Summer Conferences

With the conclusion of the American Society of Biomechanics meeting this past week, our 2018 conference season has come to an end. It was a very busy one that kicked off early in the year with undergraduates Alex Denton and Sydney Bright presenting at the University of Oregon Undergraduate Research Symposium. Members from the BSSC presented at the Northwest Biomechanics Symposium in Bellingham, WA, the 3-D Analysis of Human Movement meeting in Salford, UK, the World Congress of Biomechanics meeting in Dublin, Ireland, and at the American Society of Biomechanics meeting in Rochester, MN. The work presented spanned numerous disciplines, including prosthesis control systems, use of inertial measurement units, motor learning via use of artificial intelligence, forefoot mechanics during running, and work rate of premier football athletes. The following are all of the presentations.

Undergraduate Research Symposium, University of Oregon
Implementation of Artificial Intelligence in Motor Learning – Sydney Bright
Correlation of Ground Reaction Force Transient Impact Peak and Peak Lower Limb Acceleration in Elite Endurance Athletes – Alex Denton

Both Alex and Sydney continued these projects for their respective honors thesis that they successfully defended.

Northwest Biomechanics Symposium, Western Washington University, Bellingham, WA.
Comparing the time and frequency characteristics of resultant lower limb acceleration and ground reaction force during running – Michael McGeehan
Gait Phase and Locomotion State Estimation from Minimal Sensor Data – Seth Donahue
Modulation of Non-Linear Stiffness in the Foot-Shoe Complex Across Running Speeds* – Evan Day
*Received award for best podium presentation by a graduate student

3-D Analysis of Human Movement, Salford, UK
Time and frequency correlates between resultant lower limb acceleration and ground reaction force during running – Mike McGeehan
Data Driven Gait Event Estimation Using a Beta-Process Vector Auto Regressive Hidden Markov Model – Seth Donahue
A Method to Estimate Gait Cycle Duration Using Resultant Lower Limb Accelerations – Evan Day
Metatarsophalangeal Joint Center Definition Affects Estimated Moments – Evan Day

World Congress of Biomechanics, Dublin, Ireland
Dynamic Angular Stiffness of the Metatarsophalangeal Joint Increases with Running Speed – Evan Day
Energy minimization in European premier football athletes as a function of locomotion speed – Mike Hahn

American Society of Biomechanics, Rochester, MN
Resultant lower limb acceleration and ground reaction force are correlated in the time and frequency domains – Mike McGeehan
Estimating Gait Events and Locomotion State with a Beta-Process Vector Auto Regressive Hidden Markov Model* – Seth Donahue
*Finalist in the Doctoral Student Competition
Modulation of Non-Linear Stiffness in the Foot-Shoe Complex During Running – Evan Day

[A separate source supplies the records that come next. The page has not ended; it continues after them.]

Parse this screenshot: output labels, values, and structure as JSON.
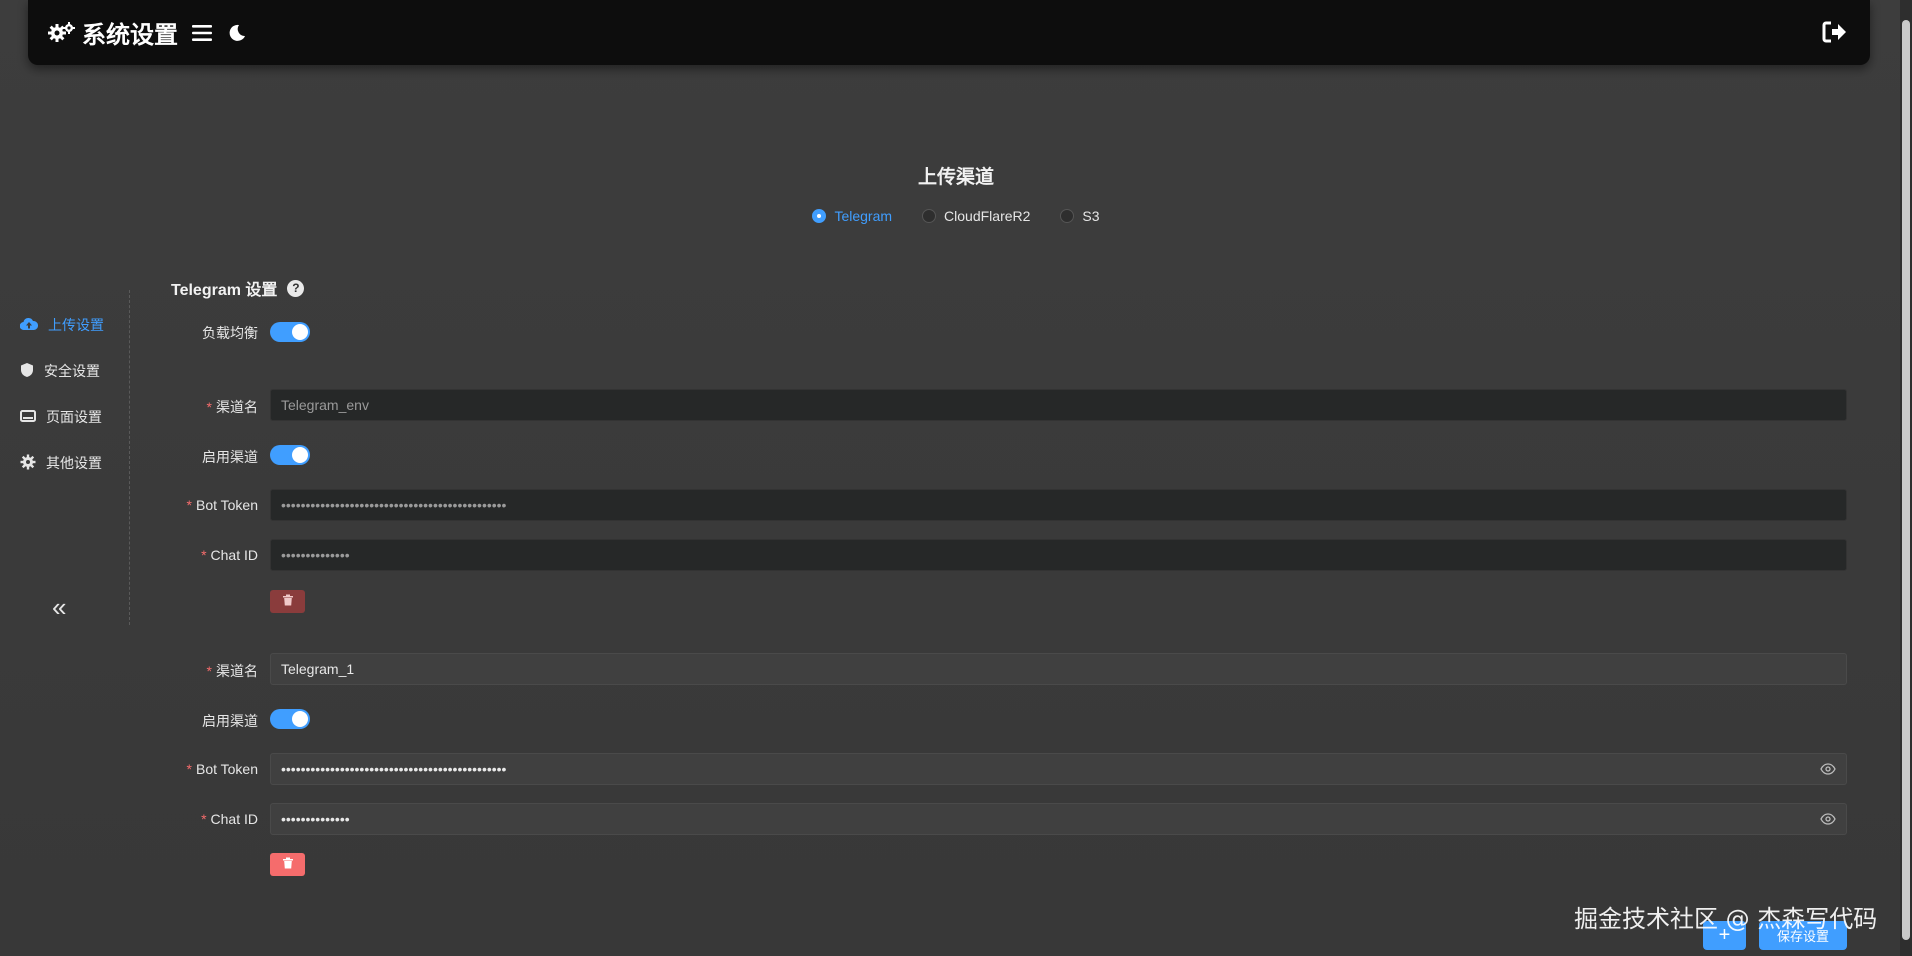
{
  "header": {
    "title": "系统设置",
    "icons": [
      "gears-icon",
      "menu-icon",
      "moon-icon",
      "logout-icon"
    ]
  },
  "upload_channel": {
    "title": "上传渠道",
    "options": [
      {
        "label": "Telegram",
        "selected": true
      },
      {
        "label": "CloudFlareR2",
        "selected": false
      },
      {
        "label": "S3",
        "selected": false
      }
    ]
  },
  "sidebar": {
    "items": [
      {
        "label": "上传设置",
        "icon": "cloud-upload-icon",
        "active": true
      },
      {
        "label": "安全设置",
        "icon": "shield-icon",
        "active": false
      },
      {
        "label": "页面设置",
        "icon": "display-icon",
        "active": false
      },
      {
        "label": "其他设置",
        "icon": "gear-icon",
        "active": false
      }
    ],
    "collapse_label": "«"
  },
  "form": {
    "title": "Telegram 设置",
    "help_icon": "?",
    "load_balance_label": "负载均衡",
    "load_balance_on": true,
    "channels": [
      {
        "name_label": "渠道名",
        "name_value": "Telegram_env",
        "enable_label": "启用渠道",
        "enabled": true,
        "token_label": "Bot Token",
        "token_value": "••••••••••••••••••••••••••••••••••••••••••••••",
        "chat_label": "Chat ID",
        "chat_value": "••••••••••••••",
        "disabled": true
      },
      {
        "name_label": "渠道名",
        "name_value": "Telegram_1",
        "enable_label": "启用渠道",
        "enabled": true,
        "token_label": "Bot Token",
        "token_value": "••••••••••••••••••••••••••••••••••••••••••••••",
        "chat_label": "Chat ID",
        "chat_value": "••••••••••••••",
        "disabled": false
      }
    ]
  },
  "actions": {
    "add_label": "+",
    "save_label": "保存设置"
  },
  "watermark": "掘金技术社区 @ 杰森写代码",
  "colors": {
    "accent": "#409eff",
    "danger": "#f56c6c",
    "header_bg": "#0d0d0d",
    "page_bg": "#3b3b3b"
  }
}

As the school year looms closer we will be finishing up our lab move to our temporary space for the next two years as the new Hayward Field is being built. Updates to come soon!

Runners Wanted!

Runners wanted! We are conducting a study with an industry partner and need you to run for us! See the attached flyer for more details.

Another Year Come and Gone

The past year has been an exciting one here at the BSSC that has included the beginning of new research collaborations, hosting a conference, and much more!

Jake Hinkel-Lipsker graduated this past June with his Ph.D. and took a position as Assistant Professor at California State University, Northridge. In his place we welcome two new graduate students, Ola and Seth.

We had the pleasure of hosting the Northwest Biomechanics Symposium here at the University of Oregon in May. In July our group traveled to the American Society of Biomechanics conference to present some of the most recent work from the lab. It was a great time soaking up new science, being jealous of the Boulder scenery, and enjoying the company of previous Oregon alumni.

On a very exciting note, this summer marked the start of a new grant funded by the PAC 12 to prospectively research stress fractures in distance runners. We are collaborating with biomechanics labs at University of Southern California, University of Colorado (Boulder), and Stanford University. It has been a very exciting project delving into the use of wearable technology. We look forward to working with the athletes to help inform them about their training and protect them so they can perform at their absolute best.

Over the next year we look forward to continued work with the cross country athletes, keeping busy with our clinic work, and traveling to gorgeous locations for academic conferences!